Jane Austen and the State of
New York, Palgrave Macmillan, 2015, 196 pp.
Austen’s England was plagued with widespread poverty, an unprecedented national
debt, economic recessions, bank failures, and the Post-Waterloo crash, followed
by a national financial depression. No wonder Austen’s characters are
preoccupied with money.
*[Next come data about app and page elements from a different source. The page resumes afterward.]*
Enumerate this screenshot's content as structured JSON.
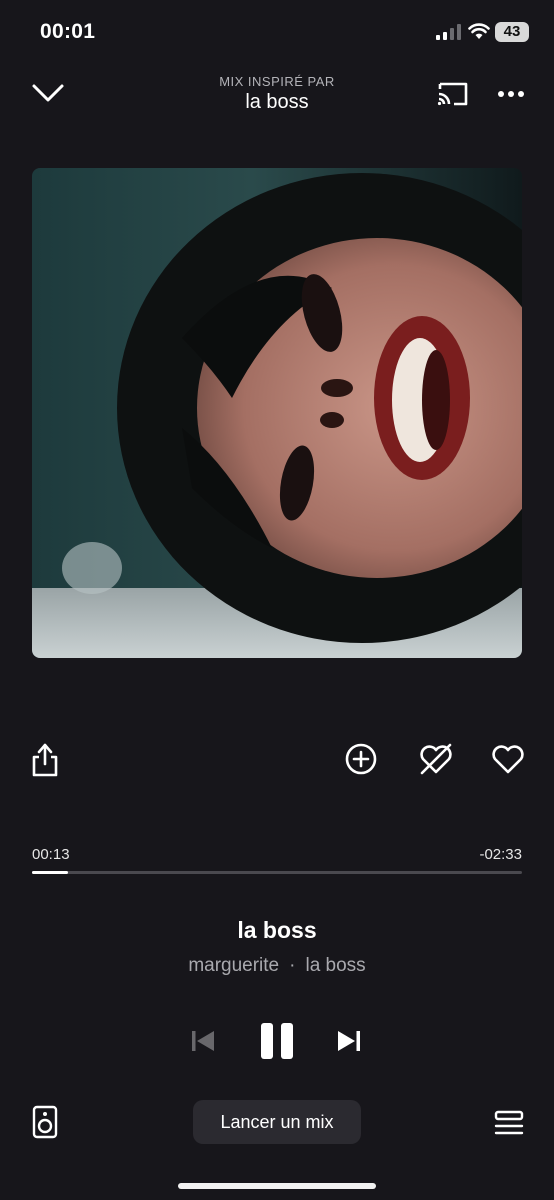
{
  "status_bar": {
    "time": "00:01",
    "battery": "43",
    "icons": [
      "signal-icon",
      "wifi-icon",
      "battery-icon"
    ]
  },
  "header": {
    "subtitle": "MIX INSPIRÉ PAR",
    "title": "la boss",
    "icons": [
      "chevron-down-icon",
      "cast-icon",
      "more-icon"
    ]
  },
  "actions": {
    "icons": [
      "share-icon",
      "add-icon",
      "dislike-icon",
      "heart-icon"
    ]
  },
  "progress": {
    "elapsed": "00:13",
    "remaining": "-02:33",
    "fraction": 0.074
  },
  "track": {
    "title": "la boss",
    "artist": "marguerite",
    "separator": "·",
    "album": "la boss"
  },
  "controls": {
    "icons": [
      "previous-icon",
      "pause-icon",
      "next-icon"
    ]
  },
  "bottom": {
    "mix_label": "Lancer un mix",
    "icons": [
      "speaker-icon",
      "queue-icon"
    ]
  },
  "colors": {
    "background": "#17161b",
    "text": "#ffffff",
    "muted": "#a9a9ae",
    "track": "#4a494f",
    "button_bg": "#2b2a30"
  }
}
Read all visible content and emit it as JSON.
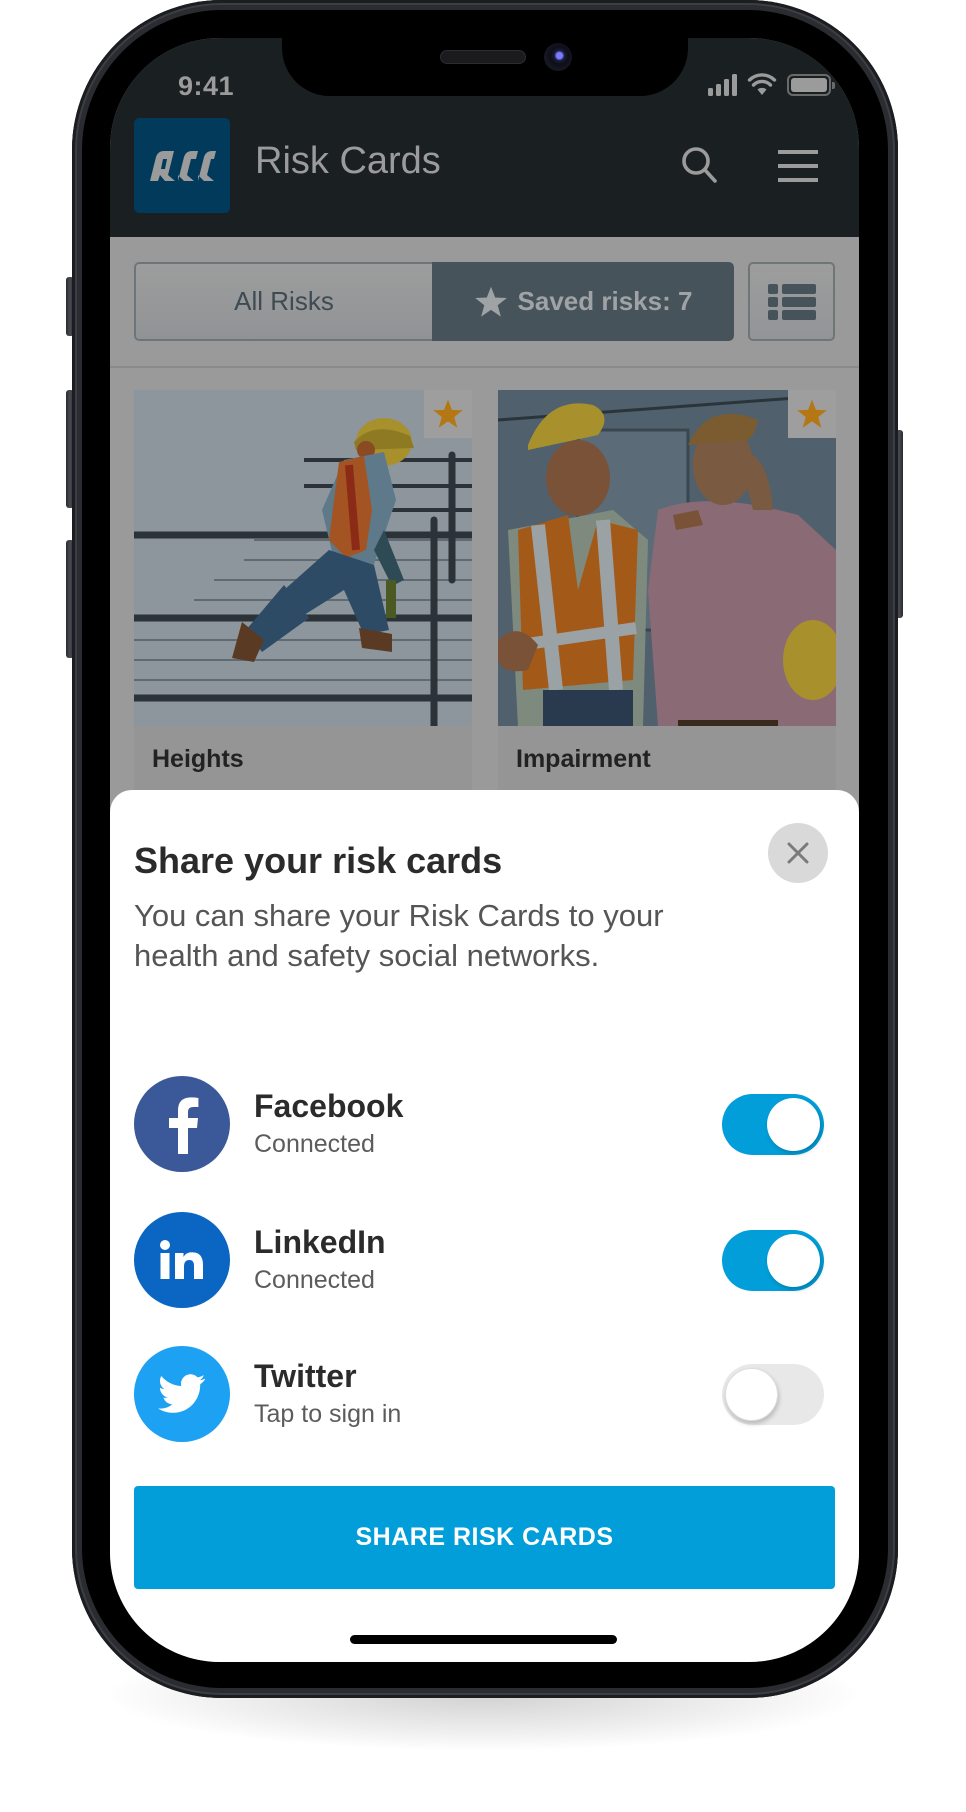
{
  "status_bar": {
    "time": "9:41",
    "icons": [
      "cellular-signal-icon",
      "wifi-icon",
      "battery-icon"
    ]
  },
  "header": {
    "logo_text": "ACC",
    "title": "Risk Cards",
    "icons": [
      "search-icon",
      "hamburger-menu-icon"
    ]
  },
  "filter": {
    "tabs": [
      {
        "label": "All Risks",
        "active": false
      },
      {
        "label": "Saved risks: 7",
        "active": true,
        "icon": "star-icon"
      }
    ],
    "view_toggle_icon": "list-view-icon"
  },
  "cards": [
    {
      "label": "Heights",
      "saved": true,
      "image": "worker-kneeling-on-scaffold-illustration"
    },
    {
      "label": "Impairment",
      "saved": true,
      "image": "supervisor-with-unwell-worker-illustration"
    }
  ],
  "share_sheet": {
    "title": "Share your risk cards",
    "description": "You can share your Risk Cards to your health and safety social networks.",
    "close_icon": "close-icon",
    "networks": [
      {
        "name": "Facebook",
        "status": "Connected",
        "enabled": true,
        "icon": "facebook-icon",
        "color": "#3B5998"
      },
      {
        "name": "LinkedIn",
        "status": "Connected",
        "enabled": true,
        "icon": "linkedin-icon",
        "color": "#0A66C2"
      },
      {
        "name": "Twitter",
        "status": "Tap to sign in",
        "enabled": false,
        "icon": "twitter-icon",
        "color": "#1DA1F2"
      }
    ],
    "share_button_label": "SHARE RISK CARDS"
  },
  "colors": {
    "accent": "#019ED9",
    "header_bg": "#1A1F22",
    "logo_bg": "#013A5A",
    "saved_tab_bg": "#46535B",
    "star": "#D38A16"
  }
}
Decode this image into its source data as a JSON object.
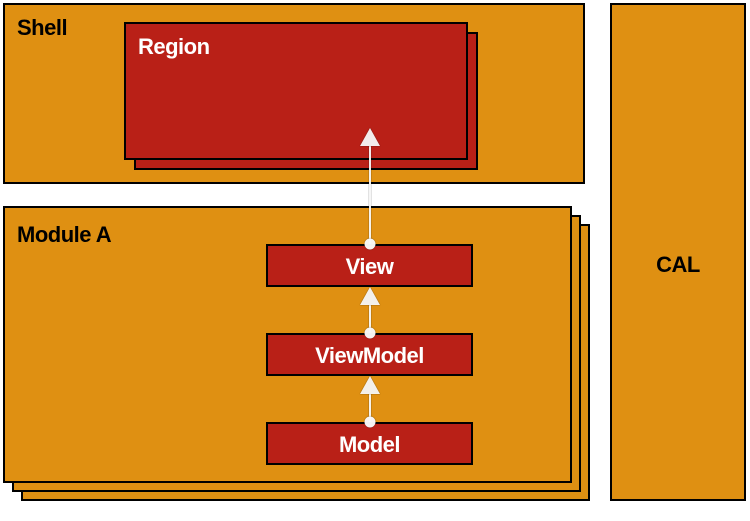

Jane Austen and the State of the Nation mines
Austen’s novels for references to all of these economic upheavals and to
taxation, the Poor Laws, minimum wage debates, the Bank of England bailout, and
the Corn Laws; and in doing so, reveals Jane Austen’s liberal-Tory political
bias, and her complexity as a novelist and chronicler of her time.
Introduction: Jane Austen’s
— Juvenilia: a liberal conservative
— Sense and Sensibility: poor law reform
— Pride and Prejudice: the
— Northanger Abbey and the Watsons: the restriction act
— Mansfield Park: the condition of England
— Emma: William Pitt’s utopia
— Persuasion: the post-Waterloo crash
— Sanditon: a political novel.
Sheryl Craig,is Instructor ofEnglish and Philosophy Department, University of
Central Missouri, USA.
Jane Austen (1775-1817)